Data records for software interfaces
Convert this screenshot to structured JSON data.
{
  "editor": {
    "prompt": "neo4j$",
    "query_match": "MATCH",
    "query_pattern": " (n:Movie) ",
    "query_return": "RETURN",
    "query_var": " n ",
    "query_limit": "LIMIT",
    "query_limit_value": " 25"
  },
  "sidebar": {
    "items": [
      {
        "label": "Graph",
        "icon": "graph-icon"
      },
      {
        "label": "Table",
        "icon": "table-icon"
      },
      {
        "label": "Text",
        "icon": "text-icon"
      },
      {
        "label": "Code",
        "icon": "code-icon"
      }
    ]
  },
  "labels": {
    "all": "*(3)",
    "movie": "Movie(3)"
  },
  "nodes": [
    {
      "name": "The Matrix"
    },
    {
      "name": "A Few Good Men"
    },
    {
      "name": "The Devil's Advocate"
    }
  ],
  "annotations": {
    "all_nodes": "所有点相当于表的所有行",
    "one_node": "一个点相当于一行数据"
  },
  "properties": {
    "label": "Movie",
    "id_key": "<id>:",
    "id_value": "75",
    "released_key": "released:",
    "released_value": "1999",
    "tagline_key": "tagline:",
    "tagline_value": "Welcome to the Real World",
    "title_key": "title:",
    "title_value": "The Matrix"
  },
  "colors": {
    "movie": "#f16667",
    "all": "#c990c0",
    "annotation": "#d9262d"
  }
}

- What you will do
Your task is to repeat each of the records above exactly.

- Solution to this problem
Convert this screenshot to structured JSON data.
{
  "editor": {
    "prompt": "neo4j$",
    "query_match": "MATCH",
    "query_pattern": " (n:Movie) ",
    "query_return": "RETURN",
    "query_var": " n ",
    "query_limit": "LIMIT",
    "query_limit_value": " 25"
  },
  "sidebar": {
    "items": [
      {
        "label": "Graph",
        "icon": "graph-icon"
      },
      {
        "label": "Table",
        "icon": "table-icon"
      },
      {
        "label": "Text",
        "icon": "text-icon"
      },
      {
        "label": "Code",
        "icon": "code-icon"
      }
    ]
  },
  "labels": {
    "all": "*(3)",
    "movie": "Movie(3)"
  },
  "nodes": [
    {
      "name": "The Matrix"
    },
    {
      "name": "A Few Good Men"
    },
    {
      "name": "The Devil's Advocate"
    }
  ],
  "annotations": {
    "all_nodes": "所有点相当于表的所有行",
    "one_node": "一个点相当于一行数据"
  },
  "properties": {
    "label": "Movie",
    "id_key": "<id>:",
    "id_value": "75",
    "released_key": "released:",
    "released_value": "1999",
    "tagline_key": "tagline:",
    "tagline_value": "Welcome to the Real World",
    "title_key": "title:",
    "title_value": "The Matrix"
  },
  "colors": {
    "movie": "#f16667",
    "all": "#c990c0",
    "annotation": "#d9262d"
  }
}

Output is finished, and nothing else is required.